"This is a major milestone for the development of carbon capture, transport and storage. With the first commercial agreement for transportation and storage of CO2, we open a value chain that is critical for the world to reach net zero by 2050. Together with our partners, we are building infrastructure to decarbonise industry and energy, securing industrial activity and jobs in a low carbon future," says Anders Opedal, CEO and president of Equinor.
From early 2025, 800 000 t of CO2 will be captured, compressed and liquefied in the Netherlands, and then transported by ship to the terminal for storages at 2600 m under the seabed on the Norwegian continental shelf.

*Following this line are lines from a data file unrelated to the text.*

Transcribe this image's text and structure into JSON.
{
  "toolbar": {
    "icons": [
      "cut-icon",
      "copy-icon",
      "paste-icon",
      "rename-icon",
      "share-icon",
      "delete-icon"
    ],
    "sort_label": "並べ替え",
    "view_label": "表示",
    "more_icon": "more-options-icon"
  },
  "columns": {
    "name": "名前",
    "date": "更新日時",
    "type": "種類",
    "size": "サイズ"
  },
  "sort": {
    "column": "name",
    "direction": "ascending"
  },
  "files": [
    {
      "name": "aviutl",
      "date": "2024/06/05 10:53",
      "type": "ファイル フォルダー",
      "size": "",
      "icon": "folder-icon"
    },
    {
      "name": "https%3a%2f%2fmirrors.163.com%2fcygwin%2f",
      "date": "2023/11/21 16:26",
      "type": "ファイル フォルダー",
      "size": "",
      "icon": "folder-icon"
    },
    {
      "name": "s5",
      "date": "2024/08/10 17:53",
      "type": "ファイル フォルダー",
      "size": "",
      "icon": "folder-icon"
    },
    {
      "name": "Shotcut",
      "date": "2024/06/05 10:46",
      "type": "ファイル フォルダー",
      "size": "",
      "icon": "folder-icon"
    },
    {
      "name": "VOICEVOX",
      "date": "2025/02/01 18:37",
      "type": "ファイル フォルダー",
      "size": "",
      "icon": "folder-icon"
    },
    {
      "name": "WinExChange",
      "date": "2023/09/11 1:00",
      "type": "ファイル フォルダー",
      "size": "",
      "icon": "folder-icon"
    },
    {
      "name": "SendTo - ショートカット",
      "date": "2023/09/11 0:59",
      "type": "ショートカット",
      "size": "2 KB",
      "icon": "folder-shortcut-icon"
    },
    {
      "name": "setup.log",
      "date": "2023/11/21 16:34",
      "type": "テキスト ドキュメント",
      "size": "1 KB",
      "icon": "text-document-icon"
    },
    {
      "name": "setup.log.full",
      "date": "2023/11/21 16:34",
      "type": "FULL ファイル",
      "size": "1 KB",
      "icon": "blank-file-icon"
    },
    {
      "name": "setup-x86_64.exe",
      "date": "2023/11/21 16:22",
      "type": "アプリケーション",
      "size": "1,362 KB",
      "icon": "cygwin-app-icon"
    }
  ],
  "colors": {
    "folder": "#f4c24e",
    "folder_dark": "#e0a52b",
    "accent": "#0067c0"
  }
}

There is significant storage capacity on the Norwegian continental shelf, where Equinor and partners have decades of experience from CO2 capture and storage at the Sleipner and Snøhvit fields. Large-scale CO2 capture from industries and storage of CO2 safely under the seabed, will enable the decarbonisation of hard to abate existing industries, that emits CO2 as part of their processes.
"With this commercial agreement, we are passing a major milestone in the development of a value chain for carbon capture, transport and storage. We experience an increased demand for this service, particularly from large industrial clusters on the European continent. Capture, transport and storage of CO2 is also a prerequisite to produce blue hydrogen and ammonia. These products can eliminate emissions in several energy sectors and act as low carbon feedstock in many industries, says Irene Rummelhoff, executive vice president for Marketing, midstream and processing in Equinor.

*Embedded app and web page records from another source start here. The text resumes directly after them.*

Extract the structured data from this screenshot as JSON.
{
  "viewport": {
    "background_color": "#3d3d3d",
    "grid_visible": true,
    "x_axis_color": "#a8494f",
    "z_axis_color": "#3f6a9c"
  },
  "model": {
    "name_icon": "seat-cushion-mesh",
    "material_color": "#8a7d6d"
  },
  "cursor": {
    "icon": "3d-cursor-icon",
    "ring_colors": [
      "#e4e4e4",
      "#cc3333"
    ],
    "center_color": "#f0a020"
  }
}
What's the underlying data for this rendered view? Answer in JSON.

With the volumes from Yara, phase 1 has reached full capacity and Northern Light JV is now working to mature phase 2 for final investment decision increasing the total capacity to 5-6 million tonnes CO2 per year.

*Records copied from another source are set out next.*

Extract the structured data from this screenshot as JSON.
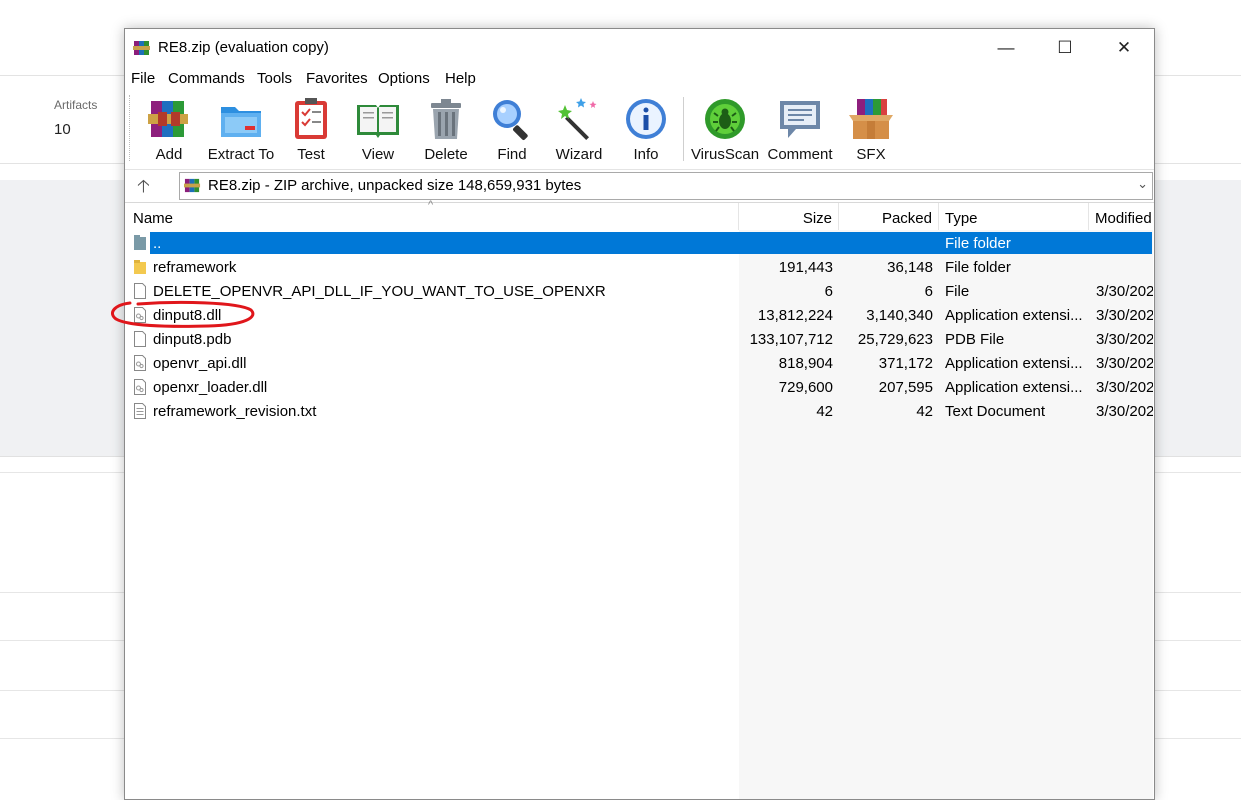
{
  "background": {
    "artifacts_label": "Artifacts",
    "artifacts_value": "10"
  },
  "window": {
    "title": "RE8.zip (evaluation copy)",
    "controls": {
      "minimize": "—",
      "maximize": "☐",
      "close": "✕"
    }
  },
  "menu": [
    "File",
    "Commands",
    "Tools",
    "Favorites",
    "Options",
    "Help"
  ],
  "toolbar": [
    {
      "label": "Add",
      "icon": "winrar-books-icon"
    },
    {
      "label": "Extract To",
      "icon": "folder-extract-icon"
    },
    {
      "label": "Test",
      "icon": "clipboard-check-icon"
    },
    {
      "label": "View",
      "icon": "open-book-icon"
    },
    {
      "label": "Delete",
      "icon": "trash-can-icon"
    },
    {
      "label": "Find",
      "icon": "magnifier-icon"
    },
    {
      "label": "Wizard",
      "icon": "magic-wand-icon"
    },
    {
      "label": "Info",
      "icon": "info-icon"
    },
    {
      "label": "VirusScan",
      "icon": "bug-scan-icon"
    },
    {
      "label": "Comment",
      "icon": "speech-bubble-icon"
    },
    {
      "label": "SFX",
      "icon": "box-books-icon"
    }
  ],
  "address": {
    "text": "RE8.zip - ZIP archive, unpacked size 148,659,931 bytes",
    "up_arrow": "🡡",
    "dropdown": "⌄"
  },
  "columns": {
    "name": "Name",
    "size": "Size",
    "packed": "Packed",
    "type": "Type",
    "modified": "Modified",
    "sort_caret": "^"
  },
  "files": [
    {
      "name": "..",
      "size": "",
      "packed": "",
      "type": "File folder",
      "modified": "",
      "icon": "parent-folder-icon",
      "selected": true
    },
    {
      "name": "reframework",
      "size": "191,443",
      "packed": "36,148",
      "type": "File folder",
      "modified": "",
      "icon": "folder-icon"
    },
    {
      "name": "DELETE_OPENVR_API_DLL_IF_YOU_WANT_TO_USE_OPENXR",
      "size": "6",
      "packed": "6",
      "type": "File",
      "modified": "3/30/202",
      "icon": "file-icon"
    },
    {
      "name": "dinput8.dll",
      "size": "13,812,224",
      "packed": "3,140,340",
      "type": "Application extensi...",
      "modified": "3/30/202",
      "icon": "dll-file-icon"
    },
    {
      "name": "dinput8.pdb",
      "size": "133,107,712",
      "packed": "25,729,623",
      "type": "PDB File",
      "modified": "3/30/202",
      "icon": "file-icon"
    },
    {
      "name": "openvr_api.dll",
      "size": "818,904",
      "packed": "371,172",
      "type": "Application extensi...",
      "modified": "3/30/202",
      "icon": "dll-file-icon"
    },
    {
      "name": "openxr_loader.dll",
      "size": "729,600",
      "packed": "207,595",
      "type": "Application extensi...",
      "modified": "3/30/202",
      "icon": "dll-file-icon"
    },
    {
      "name": "reframework_revision.txt",
      "size": "42",
      "packed": "42",
      "type": "Text Document",
      "modified": "3/30/202",
      "icon": "text-file-icon"
    }
  ],
  "colors": {
    "selection": "#0078d7",
    "annotation": "#e0161b"
  }
}
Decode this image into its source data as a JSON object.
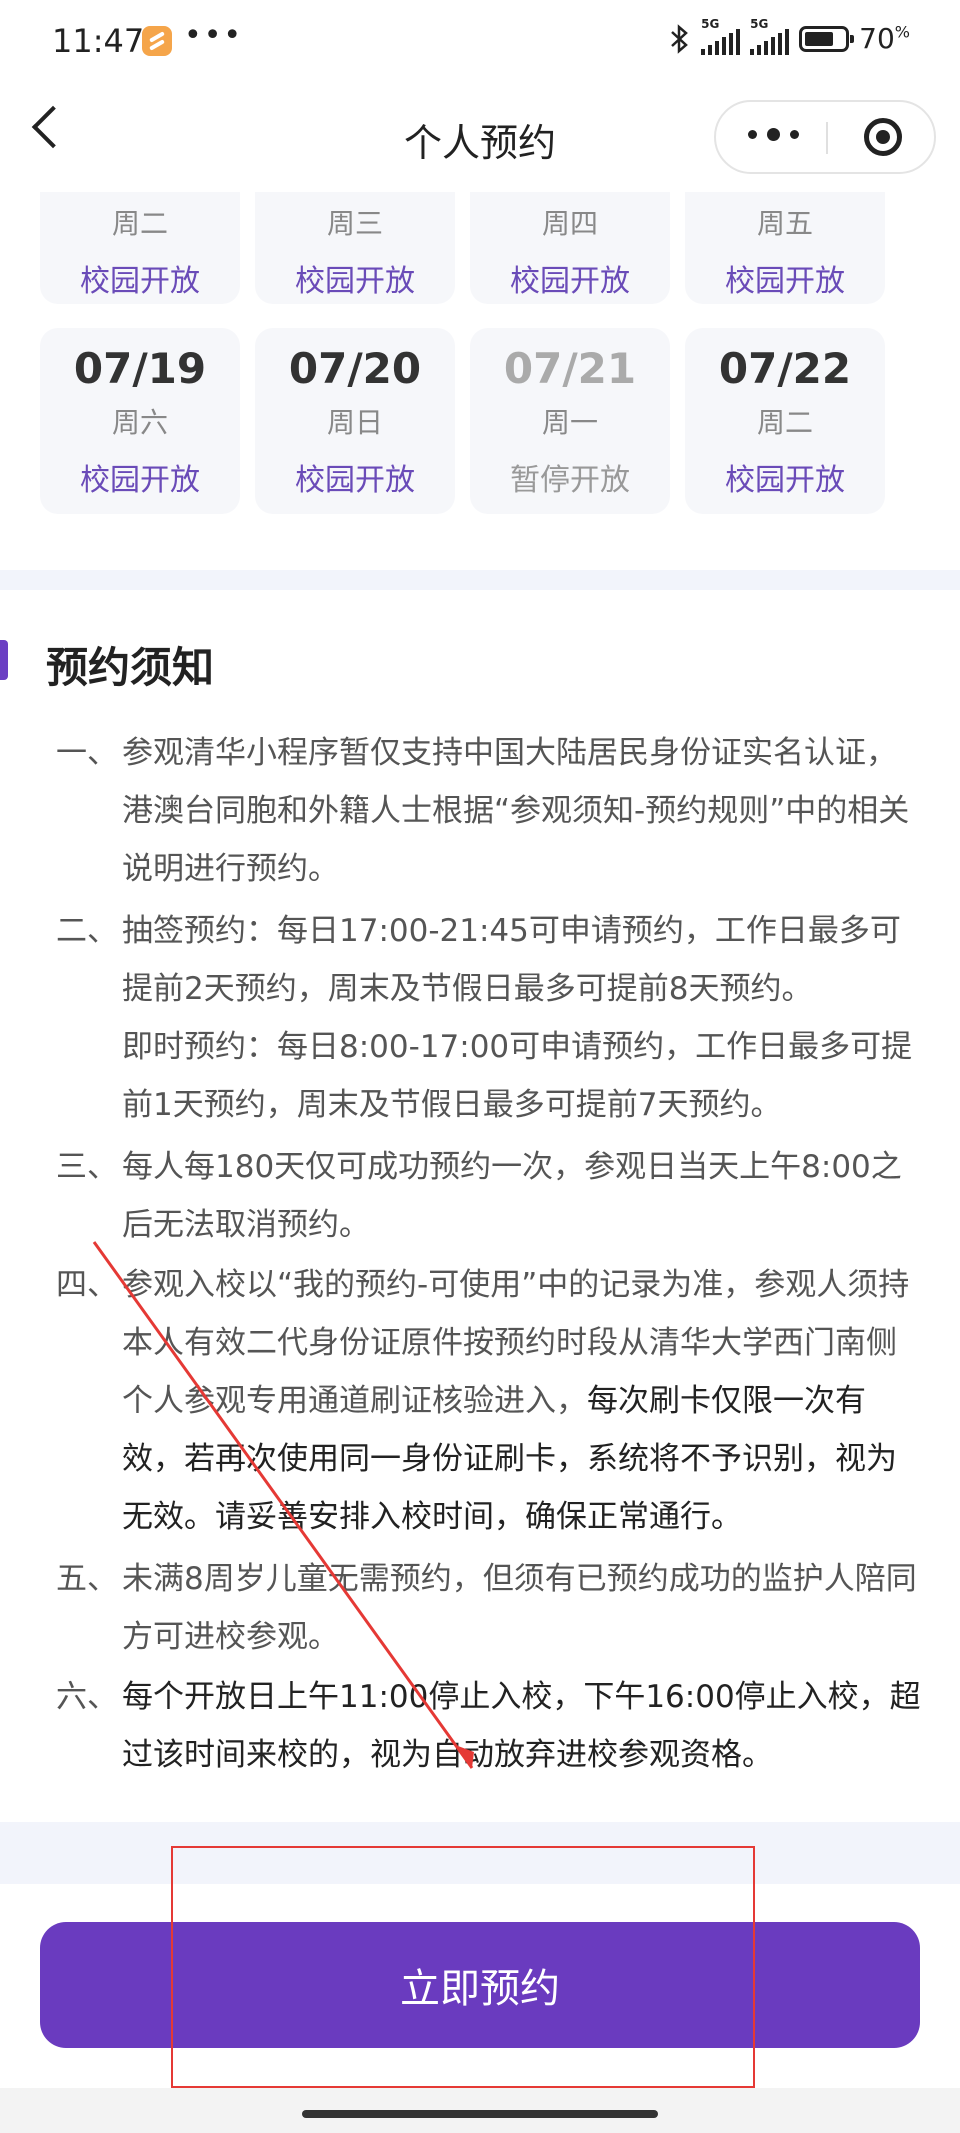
{
  "status": {
    "time": "11:47",
    "dots": "•••",
    "net1": "5G",
    "net2": "5G",
    "battery": "70",
    "battery_unit": "%"
  },
  "nav": {
    "title": "个人预约"
  },
  "calendar": {
    "top_row": [
      {
        "weekday": "周二",
        "status": "校园开放"
      },
      {
        "weekday": "周三",
        "status": "校园开放"
      },
      {
        "weekday": "周四",
        "status": "校园开放"
      },
      {
        "weekday": "周五",
        "status": "校园开放"
      }
    ],
    "bottom_row": [
      {
        "date": "07/19",
        "weekday": "周六",
        "status": "校园开放"
      },
      {
        "date": "07/20",
        "weekday": "周日",
        "status": "校园开放"
      },
      {
        "date": "07/21",
        "weekday": "周一",
        "status": "暂停开放"
      },
      {
        "date": "07/22",
        "weekday": "周二",
        "status": "校园开放"
      }
    ]
  },
  "notice": {
    "title": "预约须知",
    "items": [
      {
        "num": "一、",
        "text": "参观清华小程序暂仅支持中国大陆居民身份证实名认证，港澳台同胞和外籍人士根据“参观须知-预约规则”中的相关说明进行预约。"
      },
      {
        "num": "二、",
        "text": "抽签预约：每日17:00-21:45可申请预约，工作日最多可提前2天预约，周末及节假日最多可提前8天预约。",
        "text2": "即时预约：每日8:00-17:00可申请预约，工作日最多可提前1天预约，周末及节假日最多可提前7天预约。"
      },
      {
        "num": "三、",
        "text": "每人每180天仅可成功预约一次，参观日当天上午8:00之后无法取消预约。"
      },
      {
        "num": "四、",
        "text": "参观入校以“我的预约-可使用”中的记录为准，参观人须持本人有效二代身份证原件按预约时段从清华大学西门南侧个人参观专用通道刷证核验进入，",
        "text_dark": "每次刷卡仅限一次有效，若再次使用同一身份证刷卡，系统将不予识别，视为无效。请妥善安排入校时间，确保正常通行。"
      },
      {
        "num": "五、",
        "text": "未满8周岁儿童无需预约，但须有已预约成功的监护人陪同方可进校参观。"
      },
      {
        "num": "六、",
        "text_dark": "每个开放日上午11:00停止入校，下午16:00停止入校，超过该时间来校的，视为自动放弃进校参观资格。"
      }
    ]
  },
  "button": {
    "label": "立即预约"
  },
  "colors": {
    "accent": "#6a3bbf",
    "status_open": "#6a4bb8",
    "annotation": "#e53935"
  }
}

Equinor will continue to work together with the Government and partners to develop the Norwegian continental shelf further as an important energy hub for the future, building on the advantages and experience from decades of hydrocarbon exploration and production on the Norwegian continental shelf.
Read the latest issue of Oilfield Technology in full for free: Summer 2022
Oilfield Technology’s second issue of 2022 begins with analysis from Rystad Energy focusing on the upstream industry in Southeast Asia. The rest of the issue is dedicated to features covering advances in drilling, rig design, software and AI, corrosion and maintenance, artificial lift, flow control, and more.
Exclusive contributions come from Vink Chemicals, Archer, Taurex Drill Bits, Vysus, EM&I, SparkCognition, TÜV Rheinland Group, TGT Diagnostics, ChampionX, and Baker Hughes, as well as a guest comment from Patrick Long, Opportune.
Read the article online at: https://www.oilfieldtechnology.com/hse/30082022/northern-lights-and-yara-sign-the-worlds-first-commercial-agreement-on-cross-border-co2-transportation-and-storage/